Stop Yourself from Becoming an Investment Scam Victim with these Tips

Sometime in February 2019, the PNP Anti-Cybercrime Group, together with SEC’s Enforcement and Investigation Division, raided the offices of ROSES4U Inc., a company that target foreigners into investing in an online investment scheme. In fact, they lure people into investing by showing a fake bank account.

On that same month, SEC issued a cease-and-desist notice to Kapa-Community Ministry International (KAPA). This organization is a religious group that solicits investments from its members in exchange of a “guaranteed return.” Although KAPA is registered as an independent religious organization, it cannot solicit funds for investment.

These are just examples of the many investment scams happening today. Despite the warnings, there are still many who fall for this. In fact, there are companies who target OFWs into get-rich-quick scams because let’s face it, you surely want to grow your money fast.

You can avoid that from happening to you by remembering these tips:

Always watch out for SEC advisories. 

The good news is the government is taking steps to ensure that the public is protected against investment scams. It may be a tedious task for some, but it won’t hurt if you check SEC advisories every now and then, say once a week.

The agency releases reports that inform public about dubious companies, which you need to watch out for. Take some time to read and make a list out of it as your guide to prevent you from becoming a victim of an investment scam.

There’s no such thing as “easy, quick, and risk-free” investment. 

All investments, regardless of their nature comes with a risk. The market is volatile and dependent on what is happening in the society; hence the changes in interest rate or policies.
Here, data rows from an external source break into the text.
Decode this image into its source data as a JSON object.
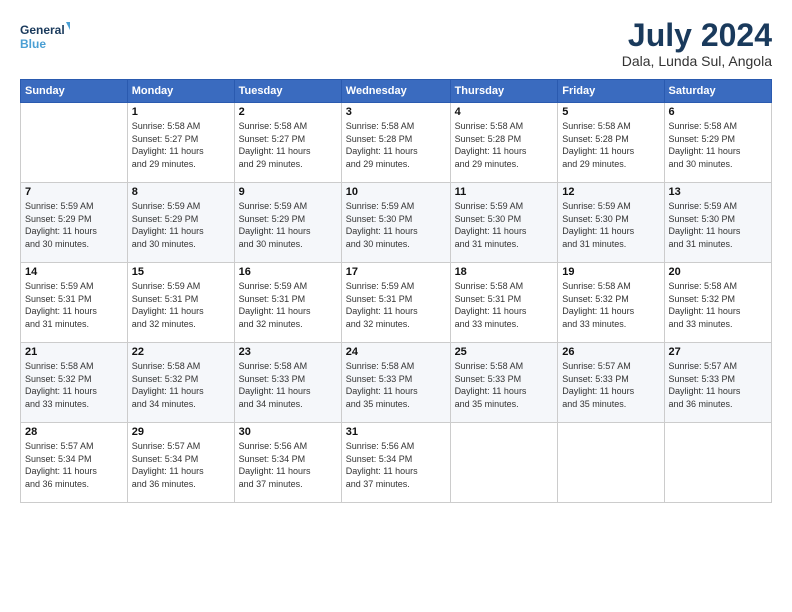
{
  "header": {
    "logo_line1": "General",
    "logo_line2": "Blue",
    "month": "July 2024",
    "location": "Dala, Lunda Sul, Angola"
  },
  "weekdays": [
    "Sunday",
    "Monday",
    "Tuesday",
    "Wednesday",
    "Thursday",
    "Friday",
    "Saturday"
  ],
  "weeks": [
    [
      {
        "day": "",
        "info": ""
      },
      {
        "day": "1",
        "info": "Sunrise: 5:58 AM\nSunset: 5:27 PM\nDaylight: 11 hours\nand 29 minutes."
      },
      {
        "day": "2",
        "info": "Sunrise: 5:58 AM\nSunset: 5:27 PM\nDaylight: 11 hours\nand 29 minutes."
      },
      {
        "day": "3",
        "info": "Sunrise: 5:58 AM\nSunset: 5:28 PM\nDaylight: 11 hours\nand 29 minutes."
      },
      {
        "day": "4",
        "info": "Sunrise: 5:58 AM\nSunset: 5:28 PM\nDaylight: 11 hours\nand 29 minutes."
      },
      {
        "day": "5",
        "info": "Sunrise: 5:58 AM\nSunset: 5:28 PM\nDaylight: 11 hours\nand 29 minutes."
      },
      {
        "day": "6",
        "info": "Sunrise: 5:58 AM\nSunset: 5:29 PM\nDaylight: 11 hours\nand 30 minutes."
      }
    ],
    [
      {
        "day": "7",
        "info": "Sunrise: 5:59 AM\nSunset: 5:29 PM\nDaylight: 11 hours\nand 30 minutes."
      },
      {
        "day": "8",
        "info": "Sunrise: 5:59 AM\nSunset: 5:29 PM\nDaylight: 11 hours\nand 30 minutes."
      },
      {
        "day": "9",
        "info": "Sunrise: 5:59 AM\nSunset: 5:29 PM\nDaylight: 11 hours\nand 30 minutes."
      },
      {
        "day": "10",
        "info": "Sunrise: 5:59 AM\nSunset: 5:30 PM\nDaylight: 11 hours\nand 30 minutes."
      },
      {
        "day": "11",
        "info": "Sunrise: 5:59 AM\nSunset: 5:30 PM\nDaylight: 11 hours\nand 31 minutes."
      },
      {
        "day": "12",
        "info": "Sunrise: 5:59 AM\nSunset: 5:30 PM\nDaylight: 11 hours\nand 31 minutes."
      },
      {
        "day": "13",
        "info": "Sunrise: 5:59 AM\nSunset: 5:30 PM\nDaylight: 11 hours\nand 31 minutes."
      }
    ],
    [
      {
        "day": "14",
        "info": "Sunrise: 5:59 AM\nSunset: 5:31 PM\nDaylight: 11 hours\nand 31 minutes."
      },
      {
        "day": "15",
        "info": "Sunrise: 5:59 AM\nSunset: 5:31 PM\nDaylight: 11 hours\nand 32 minutes."
      },
      {
        "day": "16",
        "info": "Sunrise: 5:59 AM\nSunset: 5:31 PM\nDaylight: 11 hours\nand 32 minutes."
      },
      {
        "day": "17",
        "info": "Sunrise: 5:59 AM\nSunset: 5:31 PM\nDaylight: 11 hours\nand 32 minutes."
      },
      {
        "day": "18",
        "info": "Sunrise: 5:58 AM\nSunset: 5:31 PM\nDaylight: 11 hours\nand 33 minutes."
      },
      {
        "day": "19",
        "info": "Sunrise: 5:58 AM\nSunset: 5:32 PM\nDaylight: 11 hours\nand 33 minutes."
      },
      {
        "day": "20",
        "info": "Sunrise: 5:58 AM\nSunset: 5:32 PM\nDaylight: 11 hours\nand 33 minutes."
      }
    ],
    [
      {
        "day": "21",
        "info": "Sunrise: 5:58 AM\nSunset: 5:32 PM\nDaylight: 11 hours\nand 33 minutes."
      },
      {
        "day": "22",
        "info": "Sunrise: 5:58 AM\nSunset: 5:32 PM\nDaylight: 11 hours\nand 34 minutes."
      },
      {
        "day": "23",
        "info": "Sunrise: 5:58 AM\nSunset: 5:33 PM\nDaylight: 11 hours\nand 34 minutes."
      },
      {
        "day": "24",
        "info": "Sunrise: 5:58 AM\nSunset: 5:33 PM\nDaylight: 11 hours\nand 35 minutes."
      },
      {
        "day": "25",
        "info": "Sunrise: 5:58 AM\nSunset: 5:33 PM\nDaylight: 11 hours\nand 35 minutes."
      },
      {
        "day": "26",
        "info": "Sunrise: 5:57 AM\nSunset: 5:33 PM\nDaylight: 11 hours\nand 35 minutes."
      },
      {
        "day": "27",
        "info": "Sunrise: 5:57 AM\nSunset: 5:33 PM\nDaylight: 11 hours\nand 36 minutes."
      }
    ],
    [
      {
        "day": "28",
        "info": "Sunrise: 5:57 AM\nSunset: 5:34 PM\nDaylight: 11 hours\nand 36 minutes."
      },
      {
        "day": "29",
        "info": "Sunrise: 5:57 AM\nSunset: 5:34 PM\nDaylight: 11 hours\nand 36 minutes."
      },
      {
        "day": "30",
        "info": "Sunrise: 5:56 AM\nSunset: 5:34 PM\nDaylight: 11 hours\nand 37 minutes."
      },
      {
        "day": "31",
        "info": "Sunrise: 5:56 AM\nSunset: 5:34 PM\nDaylight: 11 hours\nand 37 minutes."
      },
      {
        "day": "",
        "info": ""
      },
      {
        "day": "",
        "info": ""
      },
      {
        "day": "",
        "info": ""
      }
    ]
  ]
}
As a result, you will see the return of your investments after some time and NEVER the following week.

If someone approaches you and promises you 30 percent return next month, then walk away. No legitimate investment company offers that kind of return. It’s not worth your time and hard-earned money.
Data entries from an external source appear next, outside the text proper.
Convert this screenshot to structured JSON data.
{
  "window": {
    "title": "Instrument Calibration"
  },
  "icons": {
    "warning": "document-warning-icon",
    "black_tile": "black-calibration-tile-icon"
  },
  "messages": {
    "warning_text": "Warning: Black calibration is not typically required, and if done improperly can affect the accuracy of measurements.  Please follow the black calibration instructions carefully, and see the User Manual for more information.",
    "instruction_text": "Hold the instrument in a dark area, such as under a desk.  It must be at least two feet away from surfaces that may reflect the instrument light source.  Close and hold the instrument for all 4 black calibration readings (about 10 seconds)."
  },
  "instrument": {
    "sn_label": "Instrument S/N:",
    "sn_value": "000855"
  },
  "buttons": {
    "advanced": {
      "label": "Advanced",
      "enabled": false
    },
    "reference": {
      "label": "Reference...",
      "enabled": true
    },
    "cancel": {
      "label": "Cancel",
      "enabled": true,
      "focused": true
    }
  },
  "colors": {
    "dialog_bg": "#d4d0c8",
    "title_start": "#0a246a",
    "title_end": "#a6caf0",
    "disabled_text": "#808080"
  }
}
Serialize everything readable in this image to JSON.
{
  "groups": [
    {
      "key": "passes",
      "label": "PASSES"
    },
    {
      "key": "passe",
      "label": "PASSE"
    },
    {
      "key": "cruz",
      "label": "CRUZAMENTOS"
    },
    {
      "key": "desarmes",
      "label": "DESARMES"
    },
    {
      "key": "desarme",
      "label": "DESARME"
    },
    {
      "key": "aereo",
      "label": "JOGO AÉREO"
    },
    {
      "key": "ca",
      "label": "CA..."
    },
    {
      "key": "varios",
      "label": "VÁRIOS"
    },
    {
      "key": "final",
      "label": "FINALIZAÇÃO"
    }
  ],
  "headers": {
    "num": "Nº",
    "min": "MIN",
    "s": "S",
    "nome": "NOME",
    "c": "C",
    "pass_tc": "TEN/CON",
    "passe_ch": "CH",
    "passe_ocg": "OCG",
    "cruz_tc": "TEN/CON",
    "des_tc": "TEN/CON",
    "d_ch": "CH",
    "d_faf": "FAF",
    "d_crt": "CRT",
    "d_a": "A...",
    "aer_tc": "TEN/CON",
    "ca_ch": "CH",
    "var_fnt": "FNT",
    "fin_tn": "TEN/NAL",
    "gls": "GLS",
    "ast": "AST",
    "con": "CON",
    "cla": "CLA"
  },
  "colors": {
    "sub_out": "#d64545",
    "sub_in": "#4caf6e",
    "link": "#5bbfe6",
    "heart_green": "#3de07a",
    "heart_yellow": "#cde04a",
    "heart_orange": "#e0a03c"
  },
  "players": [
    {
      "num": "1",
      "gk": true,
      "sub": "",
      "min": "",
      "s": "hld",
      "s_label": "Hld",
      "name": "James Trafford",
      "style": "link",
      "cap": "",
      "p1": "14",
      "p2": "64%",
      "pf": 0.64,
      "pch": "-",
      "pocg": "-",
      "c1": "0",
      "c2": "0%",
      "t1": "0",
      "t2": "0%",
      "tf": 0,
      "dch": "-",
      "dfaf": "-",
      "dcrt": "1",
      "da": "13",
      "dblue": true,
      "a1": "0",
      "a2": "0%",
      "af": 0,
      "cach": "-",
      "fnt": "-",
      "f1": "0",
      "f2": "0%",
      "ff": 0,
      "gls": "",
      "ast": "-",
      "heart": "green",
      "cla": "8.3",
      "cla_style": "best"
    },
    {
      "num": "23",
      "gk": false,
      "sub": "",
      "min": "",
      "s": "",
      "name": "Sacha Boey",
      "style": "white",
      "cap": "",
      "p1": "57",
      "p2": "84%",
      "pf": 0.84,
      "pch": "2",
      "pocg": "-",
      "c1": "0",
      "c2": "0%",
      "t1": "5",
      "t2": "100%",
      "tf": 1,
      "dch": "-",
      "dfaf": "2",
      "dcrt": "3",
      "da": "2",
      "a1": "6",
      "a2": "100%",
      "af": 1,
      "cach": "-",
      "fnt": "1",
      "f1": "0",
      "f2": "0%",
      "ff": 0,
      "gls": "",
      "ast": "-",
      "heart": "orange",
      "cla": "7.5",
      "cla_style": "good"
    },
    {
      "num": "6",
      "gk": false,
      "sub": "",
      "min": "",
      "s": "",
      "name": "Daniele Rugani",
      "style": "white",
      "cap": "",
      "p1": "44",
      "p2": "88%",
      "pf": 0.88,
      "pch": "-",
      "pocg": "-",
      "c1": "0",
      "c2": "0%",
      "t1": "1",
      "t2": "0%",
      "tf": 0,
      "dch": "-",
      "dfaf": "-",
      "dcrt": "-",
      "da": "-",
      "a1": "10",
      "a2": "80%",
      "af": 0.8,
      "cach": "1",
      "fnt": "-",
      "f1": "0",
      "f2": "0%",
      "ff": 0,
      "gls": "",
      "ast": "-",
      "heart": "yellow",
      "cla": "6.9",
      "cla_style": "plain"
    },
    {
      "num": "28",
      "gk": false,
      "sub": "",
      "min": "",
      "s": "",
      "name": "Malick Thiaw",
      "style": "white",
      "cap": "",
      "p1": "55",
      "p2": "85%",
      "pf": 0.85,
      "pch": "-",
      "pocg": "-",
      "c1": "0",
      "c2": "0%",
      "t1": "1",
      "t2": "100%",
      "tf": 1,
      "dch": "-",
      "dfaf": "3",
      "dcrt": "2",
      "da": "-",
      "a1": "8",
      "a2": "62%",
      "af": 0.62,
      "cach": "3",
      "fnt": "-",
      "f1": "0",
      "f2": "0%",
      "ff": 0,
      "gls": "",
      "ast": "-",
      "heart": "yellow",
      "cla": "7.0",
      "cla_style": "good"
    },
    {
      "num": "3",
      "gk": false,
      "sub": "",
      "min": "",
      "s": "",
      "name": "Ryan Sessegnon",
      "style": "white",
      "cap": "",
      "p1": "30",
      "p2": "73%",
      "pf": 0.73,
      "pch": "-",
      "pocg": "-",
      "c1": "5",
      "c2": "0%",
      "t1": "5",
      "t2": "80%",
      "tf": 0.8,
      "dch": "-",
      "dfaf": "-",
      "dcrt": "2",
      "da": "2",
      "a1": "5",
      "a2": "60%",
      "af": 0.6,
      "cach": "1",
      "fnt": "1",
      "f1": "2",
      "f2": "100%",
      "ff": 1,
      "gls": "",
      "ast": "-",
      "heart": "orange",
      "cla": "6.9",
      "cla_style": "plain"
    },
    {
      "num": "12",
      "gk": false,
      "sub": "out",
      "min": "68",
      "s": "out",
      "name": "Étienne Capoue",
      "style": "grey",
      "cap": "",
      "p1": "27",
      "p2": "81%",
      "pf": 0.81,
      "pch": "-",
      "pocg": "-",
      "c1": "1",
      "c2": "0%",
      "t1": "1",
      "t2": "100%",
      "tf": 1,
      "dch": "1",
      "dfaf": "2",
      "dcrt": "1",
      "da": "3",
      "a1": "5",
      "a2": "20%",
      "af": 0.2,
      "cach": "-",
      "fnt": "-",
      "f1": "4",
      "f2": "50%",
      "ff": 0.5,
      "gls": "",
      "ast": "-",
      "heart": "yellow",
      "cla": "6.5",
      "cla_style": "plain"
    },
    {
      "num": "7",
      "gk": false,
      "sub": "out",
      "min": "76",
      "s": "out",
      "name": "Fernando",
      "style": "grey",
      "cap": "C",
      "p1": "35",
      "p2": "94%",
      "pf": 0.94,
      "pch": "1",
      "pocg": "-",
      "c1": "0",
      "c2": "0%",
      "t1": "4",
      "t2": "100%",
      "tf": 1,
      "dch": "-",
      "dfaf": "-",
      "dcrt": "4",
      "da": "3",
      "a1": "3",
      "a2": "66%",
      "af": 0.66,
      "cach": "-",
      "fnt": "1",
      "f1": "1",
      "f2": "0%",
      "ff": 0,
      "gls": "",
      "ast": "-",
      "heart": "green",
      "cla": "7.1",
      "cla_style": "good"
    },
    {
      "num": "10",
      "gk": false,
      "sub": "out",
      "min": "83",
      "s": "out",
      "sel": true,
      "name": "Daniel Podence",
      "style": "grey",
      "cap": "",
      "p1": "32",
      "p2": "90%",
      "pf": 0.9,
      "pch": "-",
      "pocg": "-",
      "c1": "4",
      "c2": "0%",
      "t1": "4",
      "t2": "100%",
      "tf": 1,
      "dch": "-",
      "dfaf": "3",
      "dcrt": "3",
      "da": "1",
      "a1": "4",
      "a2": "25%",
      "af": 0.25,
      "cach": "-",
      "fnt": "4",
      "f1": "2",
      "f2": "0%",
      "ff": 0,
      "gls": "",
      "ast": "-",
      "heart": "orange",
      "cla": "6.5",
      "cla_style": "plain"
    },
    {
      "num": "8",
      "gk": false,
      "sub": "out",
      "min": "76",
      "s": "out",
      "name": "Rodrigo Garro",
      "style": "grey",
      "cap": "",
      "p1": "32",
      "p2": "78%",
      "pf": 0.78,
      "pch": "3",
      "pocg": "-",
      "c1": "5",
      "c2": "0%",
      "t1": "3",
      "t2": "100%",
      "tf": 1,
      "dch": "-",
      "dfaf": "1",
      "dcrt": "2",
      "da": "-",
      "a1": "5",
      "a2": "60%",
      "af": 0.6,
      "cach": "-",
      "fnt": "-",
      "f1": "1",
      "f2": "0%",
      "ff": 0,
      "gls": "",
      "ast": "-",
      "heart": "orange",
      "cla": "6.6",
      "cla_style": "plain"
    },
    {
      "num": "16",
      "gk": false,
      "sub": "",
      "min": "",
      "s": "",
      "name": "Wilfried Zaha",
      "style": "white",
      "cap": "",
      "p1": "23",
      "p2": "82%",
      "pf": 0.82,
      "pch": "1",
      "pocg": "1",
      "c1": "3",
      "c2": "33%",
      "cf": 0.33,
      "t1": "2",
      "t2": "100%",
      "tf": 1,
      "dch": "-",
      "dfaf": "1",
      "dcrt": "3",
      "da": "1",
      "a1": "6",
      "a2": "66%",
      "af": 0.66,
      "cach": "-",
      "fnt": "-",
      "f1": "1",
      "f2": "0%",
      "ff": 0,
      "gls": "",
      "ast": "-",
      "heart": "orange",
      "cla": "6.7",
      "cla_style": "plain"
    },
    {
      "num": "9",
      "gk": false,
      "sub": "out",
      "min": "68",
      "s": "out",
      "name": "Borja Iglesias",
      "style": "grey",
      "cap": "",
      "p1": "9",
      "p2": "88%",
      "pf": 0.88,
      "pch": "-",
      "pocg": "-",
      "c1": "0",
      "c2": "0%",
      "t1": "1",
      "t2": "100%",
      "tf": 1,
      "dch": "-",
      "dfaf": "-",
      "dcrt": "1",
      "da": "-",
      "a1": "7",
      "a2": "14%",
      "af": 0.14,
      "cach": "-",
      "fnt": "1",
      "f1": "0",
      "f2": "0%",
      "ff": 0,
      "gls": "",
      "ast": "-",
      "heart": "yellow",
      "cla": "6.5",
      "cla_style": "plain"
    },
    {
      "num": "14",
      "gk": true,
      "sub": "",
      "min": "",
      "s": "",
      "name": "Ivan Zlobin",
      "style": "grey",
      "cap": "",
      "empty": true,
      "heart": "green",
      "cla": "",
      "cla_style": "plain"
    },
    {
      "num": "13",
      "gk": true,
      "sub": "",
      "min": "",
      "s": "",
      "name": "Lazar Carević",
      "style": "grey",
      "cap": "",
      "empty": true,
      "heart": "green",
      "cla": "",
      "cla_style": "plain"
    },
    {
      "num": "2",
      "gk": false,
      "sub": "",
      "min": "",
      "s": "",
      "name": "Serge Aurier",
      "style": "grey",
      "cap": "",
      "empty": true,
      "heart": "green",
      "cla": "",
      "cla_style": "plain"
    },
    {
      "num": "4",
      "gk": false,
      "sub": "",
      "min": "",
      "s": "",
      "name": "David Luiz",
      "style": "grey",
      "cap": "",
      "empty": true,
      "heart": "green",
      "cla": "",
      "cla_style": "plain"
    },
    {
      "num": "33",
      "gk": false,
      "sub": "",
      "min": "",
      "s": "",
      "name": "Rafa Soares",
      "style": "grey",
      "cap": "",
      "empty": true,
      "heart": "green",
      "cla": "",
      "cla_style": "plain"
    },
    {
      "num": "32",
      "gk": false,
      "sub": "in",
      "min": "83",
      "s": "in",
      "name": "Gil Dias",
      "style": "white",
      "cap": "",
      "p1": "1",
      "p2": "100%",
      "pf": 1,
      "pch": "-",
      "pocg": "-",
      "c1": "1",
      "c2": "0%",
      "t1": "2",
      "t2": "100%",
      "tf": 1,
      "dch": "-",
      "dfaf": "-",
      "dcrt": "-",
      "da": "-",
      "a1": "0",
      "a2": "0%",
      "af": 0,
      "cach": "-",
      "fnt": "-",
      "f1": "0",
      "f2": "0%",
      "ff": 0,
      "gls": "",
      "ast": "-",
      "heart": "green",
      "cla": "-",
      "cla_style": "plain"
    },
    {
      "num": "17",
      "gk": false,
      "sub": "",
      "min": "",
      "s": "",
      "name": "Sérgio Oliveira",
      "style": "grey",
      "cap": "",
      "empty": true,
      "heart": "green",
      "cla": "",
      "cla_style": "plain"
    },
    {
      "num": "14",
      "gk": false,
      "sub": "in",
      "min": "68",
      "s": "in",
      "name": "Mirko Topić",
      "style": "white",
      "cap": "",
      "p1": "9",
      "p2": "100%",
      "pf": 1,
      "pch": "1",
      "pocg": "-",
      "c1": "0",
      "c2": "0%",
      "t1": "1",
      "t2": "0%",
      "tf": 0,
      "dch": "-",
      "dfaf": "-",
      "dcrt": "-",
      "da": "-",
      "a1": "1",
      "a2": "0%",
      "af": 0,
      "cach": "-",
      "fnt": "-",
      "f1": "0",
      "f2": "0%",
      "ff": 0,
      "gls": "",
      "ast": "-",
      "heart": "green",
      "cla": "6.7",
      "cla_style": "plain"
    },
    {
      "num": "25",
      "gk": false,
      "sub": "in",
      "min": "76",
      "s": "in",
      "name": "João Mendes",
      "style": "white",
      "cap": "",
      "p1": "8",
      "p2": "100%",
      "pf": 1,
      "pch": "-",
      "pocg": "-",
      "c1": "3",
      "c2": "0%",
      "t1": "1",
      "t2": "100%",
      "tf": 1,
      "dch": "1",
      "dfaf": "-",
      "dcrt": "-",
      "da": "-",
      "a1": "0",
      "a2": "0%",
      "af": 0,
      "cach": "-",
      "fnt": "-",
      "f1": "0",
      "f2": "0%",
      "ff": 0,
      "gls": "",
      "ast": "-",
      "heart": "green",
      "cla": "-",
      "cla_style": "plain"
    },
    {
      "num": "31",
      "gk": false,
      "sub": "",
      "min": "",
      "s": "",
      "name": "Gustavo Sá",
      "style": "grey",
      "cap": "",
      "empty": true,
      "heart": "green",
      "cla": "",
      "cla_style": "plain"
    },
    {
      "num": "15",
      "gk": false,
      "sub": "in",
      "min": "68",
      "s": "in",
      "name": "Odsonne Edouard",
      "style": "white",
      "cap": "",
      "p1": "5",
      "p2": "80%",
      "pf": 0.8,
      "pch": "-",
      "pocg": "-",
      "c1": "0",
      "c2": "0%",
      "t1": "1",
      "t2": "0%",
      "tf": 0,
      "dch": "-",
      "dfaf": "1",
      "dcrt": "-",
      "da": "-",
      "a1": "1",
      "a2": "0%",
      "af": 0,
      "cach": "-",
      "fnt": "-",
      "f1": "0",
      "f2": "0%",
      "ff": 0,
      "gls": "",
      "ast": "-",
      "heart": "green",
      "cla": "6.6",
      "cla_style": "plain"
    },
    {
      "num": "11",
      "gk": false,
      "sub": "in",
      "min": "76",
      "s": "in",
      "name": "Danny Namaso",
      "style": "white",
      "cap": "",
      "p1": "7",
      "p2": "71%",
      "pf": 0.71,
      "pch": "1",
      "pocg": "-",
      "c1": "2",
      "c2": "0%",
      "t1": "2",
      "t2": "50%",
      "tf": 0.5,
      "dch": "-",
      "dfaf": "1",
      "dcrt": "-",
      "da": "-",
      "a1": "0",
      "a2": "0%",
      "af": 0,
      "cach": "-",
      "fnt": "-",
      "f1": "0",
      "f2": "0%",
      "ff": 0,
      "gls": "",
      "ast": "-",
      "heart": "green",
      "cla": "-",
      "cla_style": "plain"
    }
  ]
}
Remember, if it’s too good to be true, then it’s not true at all.

Check with SEC if the company is authorized to ask investments from people. 

It’s easy to say that a company is registered with the SEC. Anyone can easily put up a corporation as long as all the requirements are complied with. On the other hand, not all companies are authorized to solicit or offer investment schemes.

What you can do is to go to the SEC website and type the name of the company in the search bar. If you see “cease and desist order” on the search page, then forget about that and turn to banks instead for investment.

Another way to check the legitimacy of a company to issue investments is by visiting the PIFA website. A legitimate investment company must be registered under the Philippine Investment Funds Association to offer investment options. If you can’t see the name of the company on the website, then don’t push through with the investment.

If everyone is doing it, then it doesn’t mean that it is “legit.” 

Don’t be impressed by phrases saying “a lot of people joined us” or “your friends joined us already.” These are merely sales pitches to lure you to join. The truth is even if a lot of people are getting into a particular investment scheme, it doesn’t automatically follow that it is a legitimate one.

Be skeptical and don’t be easily fooled.

They’re always in a hurry. 

Sadly, the “hurry while supplies last” does not apply to investments. Some investment options like Retail Treasury Bonds are time sensitive but generally, there is no deadline when it comes to investment. In fact, you can invest anytime you want, preferably while you’re in the Philippines.

If someone constantly nags you to “invest now before you leave out of the country,” then don’t mind them. Investing your money should be at your own pace.

Take these tips in mind when you’re ready to invest your money. You worked hard for that money and you need to make sure that you will place it in something that matters.

Leave a Reply

Your email address will not be published. Required fields are marked *